Go Fast: Language

Static types: enough to compile well, but inferred much of the time.

Methods: on any type, orthogonal to type system.

Abstract types: interface values, relations inferred statically.

Visibility: inferred from case of name.

Concurrency: lightweight way to start new thread of control.

Synchronization: explicit, easy message passing.

Lightweight feel of a scripting language but compiled.

Compile fast

Observation: much of the compile time for a source file is spent processing other, often unrelated files.

In C: a.c includes b.h, which includes c.h, which includes d.h.

Except that it's more often a tree instead of a chain.

On my Mac (OS X 10.5.8, gcc 4.0.1):

And we haven't done any real work yet!

Same story in Java, Python, but reading binaries instead of source files.

Implementation: Summarize Dependencies

package gui

import "draw"

type Mouse struct {
	Loc draw.Point
	Buttons uint

Compiled form of gui summarizes the necessary part of draw (just Point).

Implementation: Summarize Dependencies

Compiled form of gui summarizes the necessary part of draw (just Point). Pseudo-object:

package gui
type draw.Point struct {
	X, Y int
type gui.Mouse struct {
	Loc draw.Point
	Buttons uint

A file that imports gui compiles without consulting draw or its dependencies.

In Go: import "fmt" reads one file: 184 lines summarizing types from 7 packages.

Tiny effect in this program but can be exponential in large programs.

Compilation Demo

Build all standard Go packages: ~120,000 lines of code.

Go Status

Open source:

  • released on November 10, 2009
  • regular releases (~ weekly)
  • all development done in public Mercurial repository
  • outside contributions welcome


  • FreeBSD, Linux, OS X (x86, x86-64)
  • (in progress) Linux arm, Native Client x86, Windows x86.

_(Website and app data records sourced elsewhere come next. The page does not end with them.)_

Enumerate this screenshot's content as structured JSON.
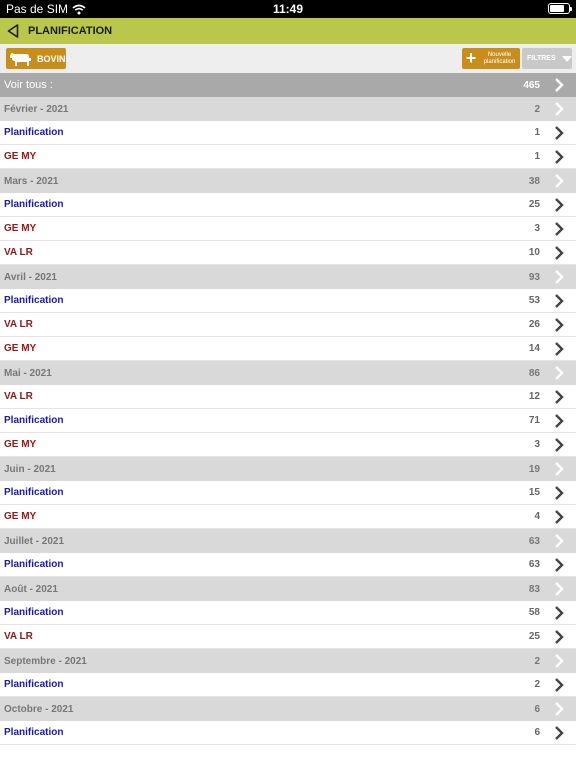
{
  "status": {
    "carrier": "Pas de SIM",
    "time": "11:49",
    "battery_level": 0.8
  },
  "nav": {
    "title": "PLANIFICATION"
  },
  "toolbar": {
    "species_label": "BOVIN",
    "new_label_line1": "Nouvelle",
    "new_label_line2": "planification",
    "filter_label": "FILTRES"
  },
  "colors": {
    "accent": "#b9c84a",
    "button": "#c98e1a",
    "blue_type": "#1a1aa8",
    "red_type": "#8b1a1a"
  },
  "list": [
    {
      "kind": "all",
      "label": "Voir tous :",
      "count": "465"
    },
    {
      "kind": "month",
      "label": "Février - 2021",
      "count": "2"
    },
    {
      "kind": "sub",
      "color": "blue",
      "label": "Planification",
      "count": "1"
    },
    {
      "kind": "sub",
      "color": "red",
      "label": "GE MY",
      "count": "1"
    },
    {
      "kind": "month",
      "label": "Mars - 2021",
      "count": "38"
    },
    {
      "kind": "sub",
      "color": "blue",
      "label": "Planification",
      "count": "25"
    },
    {
      "kind": "sub",
      "color": "red",
      "label": "GE MY",
      "count": "3"
    },
    {
      "kind": "sub",
      "color": "red",
      "label": "VA LR",
      "count": "10"
    },
    {
      "kind": "month",
      "label": "Avril - 2021",
      "count": "93"
    },
    {
      "kind": "sub",
      "color": "blue",
      "label": "Planification",
      "count": "53"
    },
    {
      "kind": "sub",
      "color": "red",
      "label": "VA LR",
      "count": "26"
    },
    {
      "kind": "sub",
      "color": "red",
      "label": "GE MY",
      "count": "14"
    },
    {
      "kind": "month",
      "label": "Mai - 2021",
      "count": "86"
    },
    {
      "kind": "sub",
      "color": "red",
      "label": "VA LR",
      "count": "12"
    },
    {
      "kind": "sub",
      "color": "blue",
      "label": "Planification",
      "count": "71"
    },
    {
      "kind": "sub",
      "color": "red",
      "label": "GE MY",
      "count": "3"
    },
    {
      "kind": "month",
      "label": "Juin - 2021",
      "count": "19"
    },
    {
      "kind": "sub",
      "color": "blue",
      "label": "Planification",
      "count": "15"
    },
    {
      "kind": "sub",
      "color": "red",
      "label": "GE MY",
      "count": "4"
    },
    {
      "kind": "month",
      "label": "Juillet - 2021",
      "count": "63"
    },
    {
      "kind": "sub",
      "color": "blue",
      "label": "Planification",
      "count": "63"
    },
    {
      "kind": "month",
      "label": "Août - 2021",
      "count": "83"
    },
    {
      "kind": "sub",
      "color": "blue",
      "label": "Planification",
      "count": "58"
    },
    {
      "kind": "sub",
      "color": "red",
      "label": "VA LR",
      "count": "25"
    },
    {
      "kind": "month",
      "label": "Septembre - 2021",
      "count": "2"
    },
    {
      "kind": "sub",
      "color": "blue",
      "label": "Planification",
      "count": "2"
    },
    {
      "kind": "month",
      "label": "Octobre - 2021",
      "count": "6"
    },
    {
      "kind": "sub",
      "color": "blue",
      "label": "Planification",
      "count": "6"
    }
  ]
}
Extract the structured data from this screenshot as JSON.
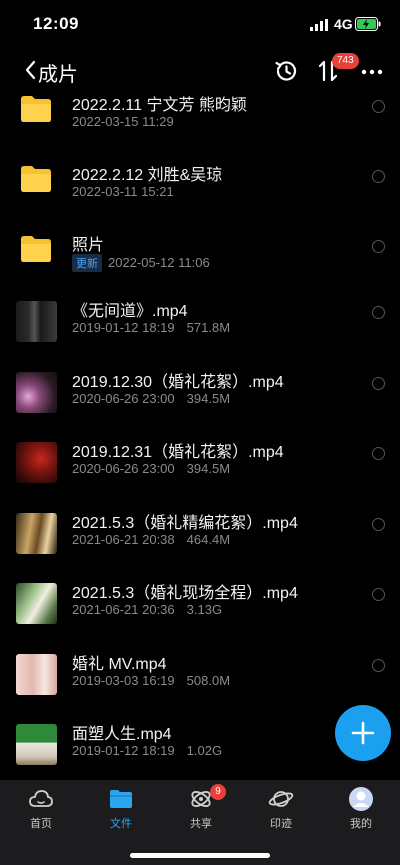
{
  "status_bar": {
    "time": "12:09",
    "network": "4G"
  },
  "nav": {
    "back_label": "成片",
    "sort_badge": "743"
  },
  "colors": {
    "accent": "#1aa0ee",
    "badge": "#e8413b",
    "folder": "#f6c232",
    "tag": "#4aa3ff"
  },
  "files": [
    {
      "kind": "folder",
      "name": "2022.2.11 宁文芳 熊昀颖",
      "date": "2022-03-15 11:29",
      "size": "",
      "tag": ""
    },
    {
      "kind": "folder",
      "name": "2022.2.12 刘胜&吴琼",
      "date": "2022-03-11 15:21",
      "size": "",
      "tag": ""
    },
    {
      "kind": "folder",
      "name": "照片",
      "date": "2022-05-12 11:06",
      "size": "",
      "tag": "更新"
    },
    {
      "kind": "video",
      "name": "《无间道》.mp4",
      "date": "2019-01-12 18:19",
      "size": "571.8M",
      "tag": ""
    },
    {
      "kind": "video",
      "name": "2019.12.30（婚礼花絮）.mp4",
      "date": "2020-06-26 23:00",
      "size": "394.5M",
      "tag": ""
    },
    {
      "kind": "video",
      "name": "2019.12.31（婚礼花絮）.mp4",
      "date": "2020-06-26 23:00",
      "size": "394.5M",
      "tag": ""
    },
    {
      "kind": "video",
      "name": "2021.5.3（婚礼精编花絮）.mp4",
      "date": "2021-06-21 20:38",
      "size": "464.4M",
      "tag": ""
    },
    {
      "kind": "video",
      "name": "2021.5.3（婚礼现场全程）.mp4",
      "date": "2021-06-21 20:36",
      "size": "3.13G",
      "tag": ""
    },
    {
      "kind": "video",
      "name": "婚礼 MV.mp4",
      "date": "2019-03-03 16:19",
      "size": "508.0M",
      "tag": ""
    },
    {
      "kind": "video",
      "name": "面塑人生.mp4",
      "date": "2019-01-12 18:19",
      "size": "1.02G",
      "tag": ""
    }
  ],
  "tabbar": {
    "home": "首页",
    "files": "文件",
    "share": "共享",
    "share_badge": "9",
    "footprint": "印迹",
    "mine": "我的"
  }
}
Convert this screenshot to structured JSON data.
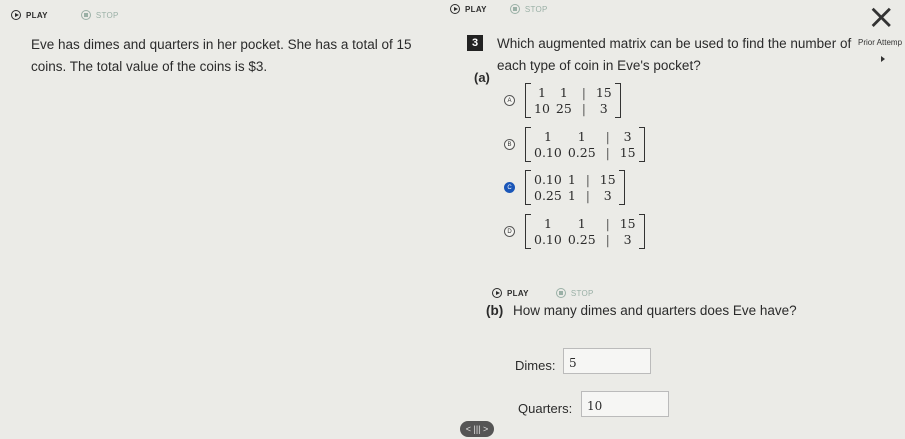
{
  "media_controls": [
    {
      "play": "PLAY",
      "stop": "STOP"
    },
    {
      "play": "PLAY",
      "stop": "STOP"
    },
    {
      "play": "PLAY",
      "stop": "STOP"
    }
  ],
  "close_glyph": "×",
  "prior_attempts": "Prior Attemp",
  "problem_text_line1": "Eve has dimes and quarters in her pocket. She has a total of 15",
  "problem_text_line2": "coins. The total value of the coins is $3.",
  "question_number": "3",
  "part_a": {
    "label": "(a)",
    "prompt_line1": "Which augmented matrix can be used to find the number of",
    "prompt_line2": "each type of coin in Eve's pocket?",
    "selected": "C",
    "options": [
      {
        "letter": "A",
        "rows": [
          [
            "1",
            "1",
            "15"
          ],
          [
            "10",
            "25",
            "3"
          ]
        ]
      },
      {
        "letter": "B",
        "rows": [
          [
            "1",
            "1",
            "3"
          ],
          [
            "0.10",
            "0.25",
            "15"
          ]
        ]
      },
      {
        "letter": "C",
        "rows": [
          [
            "0.10",
            "1",
            "15"
          ],
          [
            "0.25",
            "1",
            "3"
          ]
        ]
      },
      {
        "letter": "D",
        "rows": [
          [
            "1",
            "1",
            "15"
          ],
          [
            "0.10",
            "0.25",
            "3"
          ]
        ]
      }
    ]
  },
  "part_b": {
    "label": "(b)",
    "prompt": "How many dimes and quarters does Eve have?",
    "dimes_label": "Dimes:",
    "dimes_value": "5",
    "quarters_label": "Quarters:",
    "quarters_value": "10"
  },
  "pager_glyph": "< ||| >"
}
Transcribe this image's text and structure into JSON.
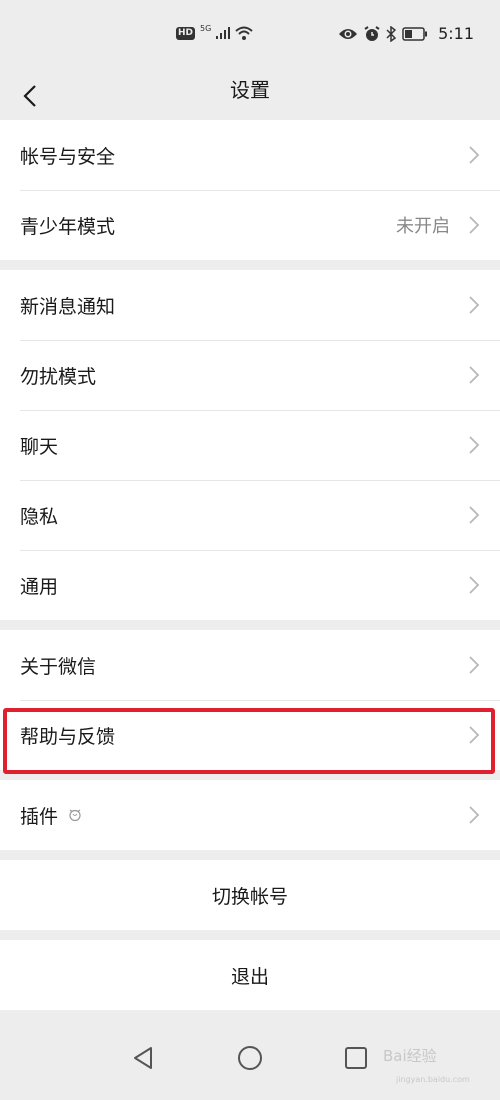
{
  "status_bar": {
    "hd_badge": "HD",
    "network_type": "5G",
    "time": "5:11",
    "icons": [
      "signal-icon",
      "wifi-icon",
      "eye-icon",
      "alarm-icon",
      "bluetooth-icon",
      "battery-icon"
    ]
  },
  "header": {
    "title": "设置",
    "back_icon": "chevron-left-icon"
  },
  "groups": [
    {
      "items": [
        {
          "label": "帐号与安全"
        },
        {
          "label": "青少年模式",
          "value": "未开启"
        }
      ]
    },
    {
      "items": [
        {
          "label": "新消息通知"
        },
        {
          "label": "勿扰模式"
        },
        {
          "label": "聊天"
        },
        {
          "label": "隐私"
        },
        {
          "label": "通用"
        }
      ]
    },
    {
      "items": [
        {
          "label": "关于微信"
        },
        {
          "label": "帮助与反馈"
        }
      ]
    },
    {
      "items": [
        {
          "label": "插件",
          "icon": "plugin-badge-icon"
        }
      ]
    }
  ],
  "actions": {
    "switch_account": "切换帐号",
    "logout": "退出"
  },
  "highlight": {
    "target": "帮助与反馈",
    "color": "#e0202f"
  },
  "system_nav": {
    "icons": [
      "back-triangle-icon",
      "home-circle-icon",
      "recents-square-icon"
    ]
  },
  "watermark": {
    "text": "Bai经验",
    "sub": "jingyan.baidu.com"
  },
  "colors": {
    "background": "#ededed",
    "card": "#ffffff",
    "secondary_text": "#888888",
    "highlight": "#e0202f"
  }
}
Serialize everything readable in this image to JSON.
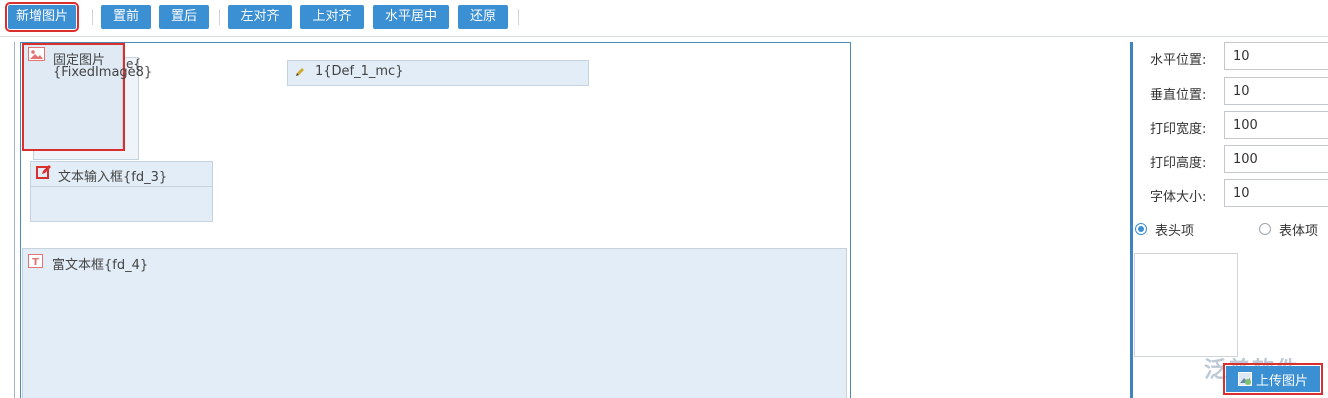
{
  "toolbar": {
    "buttons": [
      "新增图片",
      "置前",
      "置后",
      "左对齐",
      "上对齐",
      "水平居中",
      "还原"
    ]
  },
  "canvas": {
    "fixed_image": {
      "title": "固定图片",
      "code": "{FixedImage8}",
      "overflow_char": "e{"
    },
    "def_field": {
      "label": "1{Def_1_mc}"
    },
    "text_input": {
      "label": "文本输入框{fd_3}"
    },
    "rich_text": {
      "label": "富文本框{fd_4}"
    }
  },
  "properties": {
    "horizontal": {
      "label": "水平位置:",
      "value": "10"
    },
    "vertical": {
      "label": "垂直位置:",
      "value": "10"
    },
    "print_width": {
      "label": "打印宽度:",
      "value": "100"
    },
    "print_height": {
      "label": "打印高度:",
      "value": "100"
    },
    "font_size": {
      "label": "字体大小:",
      "value": "10"
    }
  },
  "radios": [
    {
      "label": "表头项",
      "checked": true
    },
    {
      "label": "表体项",
      "checked": false
    }
  ],
  "upload": {
    "label": "上传图片"
  },
  "watermark": "泛普软件",
  "colors": {
    "accent": "#3b8fd3",
    "highlight": "#d9302e",
    "field_bg": "#e2edf7"
  }
}
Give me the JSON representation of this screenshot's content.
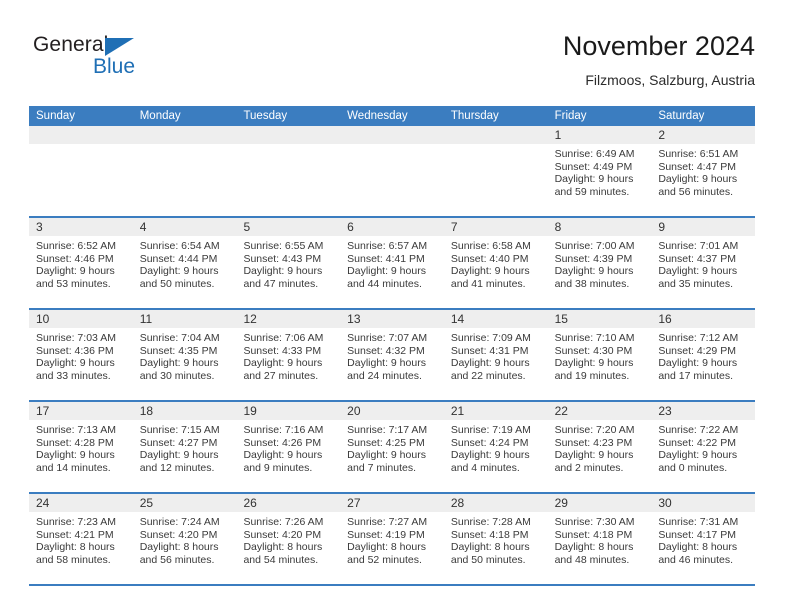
{
  "logo": {
    "word_one": "General",
    "word_two": "Blue",
    "triangle_color": "#1f6fb5",
    "text_color": "#231f20"
  },
  "header": {
    "title": "November 2024",
    "subtitle": "Filzmoos, Salzburg, Austria"
  },
  "theme": {
    "header_blue": "#3b7dc0",
    "day_band_gray": "#eeeeee",
    "text_dark": "#333333"
  },
  "weekdays": [
    "Sunday",
    "Monday",
    "Tuesday",
    "Wednesday",
    "Thursday",
    "Friday",
    "Saturday"
  ],
  "weeks": [
    [
      {
        "day": "",
        "sunrise": "",
        "sunset": "",
        "daylight_1": "",
        "daylight_2": ""
      },
      {
        "day": "",
        "sunrise": "",
        "sunset": "",
        "daylight_1": "",
        "daylight_2": ""
      },
      {
        "day": "",
        "sunrise": "",
        "sunset": "",
        "daylight_1": "",
        "daylight_2": ""
      },
      {
        "day": "",
        "sunrise": "",
        "sunset": "",
        "daylight_1": "",
        "daylight_2": ""
      },
      {
        "day": "",
        "sunrise": "",
        "sunset": "",
        "daylight_1": "",
        "daylight_2": ""
      },
      {
        "day": "1",
        "sunrise": "Sunrise: 6:49 AM",
        "sunset": "Sunset: 4:49 PM",
        "daylight_1": "Daylight: 9 hours",
        "daylight_2": "and 59 minutes."
      },
      {
        "day": "2",
        "sunrise": "Sunrise: 6:51 AM",
        "sunset": "Sunset: 4:47 PM",
        "daylight_1": "Daylight: 9 hours",
        "daylight_2": "and 56 minutes."
      }
    ],
    [
      {
        "day": "3",
        "sunrise": "Sunrise: 6:52 AM",
        "sunset": "Sunset: 4:46 PM",
        "daylight_1": "Daylight: 9 hours",
        "daylight_2": "and 53 minutes."
      },
      {
        "day": "4",
        "sunrise": "Sunrise: 6:54 AM",
        "sunset": "Sunset: 4:44 PM",
        "daylight_1": "Daylight: 9 hours",
        "daylight_2": "and 50 minutes."
      },
      {
        "day": "5",
        "sunrise": "Sunrise: 6:55 AM",
        "sunset": "Sunset: 4:43 PM",
        "daylight_1": "Daylight: 9 hours",
        "daylight_2": "and 47 minutes."
      },
      {
        "day": "6",
        "sunrise": "Sunrise: 6:57 AM",
        "sunset": "Sunset: 4:41 PM",
        "daylight_1": "Daylight: 9 hours",
        "daylight_2": "and 44 minutes."
      },
      {
        "day": "7",
        "sunrise": "Sunrise: 6:58 AM",
        "sunset": "Sunset: 4:40 PM",
        "daylight_1": "Daylight: 9 hours",
        "daylight_2": "and 41 minutes."
      },
      {
        "day": "8",
        "sunrise": "Sunrise: 7:00 AM",
        "sunset": "Sunset: 4:39 PM",
        "daylight_1": "Daylight: 9 hours",
        "daylight_2": "and 38 minutes."
      },
      {
        "day": "9",
        "sunrise": "Sunrise: 7:01 AM",
        "sunset": "Sunset: 4:37 PM",
        "daylight_1": "Daylight: 9 hours",
        "daylight_2": "and 35 minutes."
      }
    ],
    [
      {
        "day": "10",
        "sunrise": "Sunrise: 7:03 AM",
        "sunset": "Sunset: 4:36 PM",
        "daylight_1": "Daylight: 9 hours",
        "daylight_2": "and 33 minutes."
      },
      {
        "day": "11",
        "sunrise": "Sunrise: 7:04 AM",
        "sunset": "Sunset: 4:35 PM",
        "daylight_1": "Daylight: 9 hours",
        "daylight_2": "and 30 minutes."
      },
      {
        "day": "12",
        "sunrise": "Sunrise: 7:06 AM",
        "sunset": "Sunset: 4:33 PM",
        "daylight_1": "Daylight: 9 hours",
        "daylight_2": "and 27 minutes."
      },
      {
        "day": "13",
        "sunrise": "Sunrise: 7:07 AM",
        "sunset": "Sunset: 4:32 PM",
        "daylight_1": "Daylight: 9 hours",
        "daylight_2": "and 24 minutes."
      },
      {
        "day": "14",
        "sunrise": "Sunrise: 7:09 AM",
        "sunset": "Sunset: 4:31 PM",
        "daylight_1": "Daylight: 9 hours",
        "daylight_2": "and 22 minutes."
      },
      {
        "day": "15",
        "sunrise": "Sunrise: 7:10 AM",
        "sunset": "Sunset: 4:30 PM",
        "daylight_1": "Daylight: 9 hours",
        "daylight_2": "and 19 minutes."
      },
      {
        "day": "16",
        "sunrise": "Sunrise: 7:12 AM",
        "sunset": "Sunset: 4:29 PM",
        "daylight_1": "Daylight: 9 hours",
        "daylight_2": "and 17 minutes."
      }
    ],
    [
      {
        "day": "17",
        "sunrise": "Sunrise: 7:13 AM",
        "sunset": "Sunset: 4:28 PM",
        "daylight_1": "Daylight: 9 hours",
        "daylight_2": "and 14 minutes."
      },
      {
        "day": "18",
        "sunrise": "Sunrise: 7:15 AM",
        "sunset": "Sunset: 4:27 PM",
        "daylight_1": "Daylight: 9 hours",
        "daylight_2": "and 12 minutes."
      },
      {
        "day": "19",
        "sunrise": "Sunrise: 7:16 AM",
        "sunset": "Sunset: 4:26 PM",
        "daylight_1": "Daylight: 9 hours",
        "daylight_2": "and 9 minutes."
      },
      {
        "day": "20",
        "sunrise": "Sunrise: 7:17 AM",
        "sunset": "Sunset: 4:25 PM",
        "daylight_1": "Daylight: 9 hours",
        "daylight_2": "and 7 minutes."
      },
      {
        "day": "21",
        "sunrise": "Sunrise: 7:19 AM",
        "sunset": "Sunset: 4:24 PM",
        "daylight_1": "Daylight: 9 hours",
        "daylight_2": "and 4 minutes."
      },
      {
        "day": "22",
        "sunrise": "Sunrise: 7:20 AM",
        "sunset": "Sunset: 4:23 PM",
        "daylight_1": "Daylight: 9 hours",
        "daylight_2": "and 2 minutes."
      },
      {
        "day": "23",
        "sunrise": "Sunrise: 7:22 AM",
        "sunset": "Sunset: 4:22 PM",
        "daylight_1": "Daylight: 9 hours",
        "daylight_2": "and 0 minutes."
      }
    ],
    [
      {
        "day": "24",
        "sunrise": "Sunrise: 7:23 AM",
        "sunset": "Sunset: 4:21 PM",
        "daylight_1": "Daylight: 8 hours",
        "daylight_2": "and 58 minutes."
      },
      {
        "day": "25",
        "sunrise": "Sunrise: 7:24 AM",
        "sunset": "Sunset: 4:20 PM",
        "daylight_1": "Daylight: 8 hours",
        "daylight_2": "and 56 minutes."
      },
      {
        "day": "26",
        "sunrise": "Sunrise: 7:26 AM",
        "sunset": "Sunset: 4:20 PM",
        "daylight_1": "Daylight: 8 hours",
        "daylight_2": "and 54 minutes."
      },
      {
        "day": "27",
        "sunrise": "Sunrise: 7:27 AM",
        "sunset": "Sunset: 4:19 PM",
        "daylight_1": "Daylight: 8 hours",
        "daylight_2": "and 52 minutes."
      },
      {
        "day": "28",
        "sunrise": "Sunrise: 7:28 AM",
        "sunset": "Sunset: 4:18 PM",
        "daylight_1": "Daylight: 8 hours",
        "daylight_2": "and 50 minutes."
      },
      {
        "day": "29",
        "sunrise": "Sunrise: 7:30 AM",
        "sunset": "Sunset: 4:18 PM",
        "daylight_1": "Daylight: 8 hours",
        "daylight_2": "and 48 minutes."
      },
      {
        "day": "30",
        "sunrise": "Sunrise: 7:31 AM",
        "sunset": "Sunset: 4:17 PM",
        "daylight_1": "Daylight: 8 hours",
        "daylight_2": "and 46 minutes."
      }
    ]
  ]
}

Still in progress, experimental. Yet to come:

  • mature garbage collector
  • generics?
  • exceptions?
  • unions or sum types?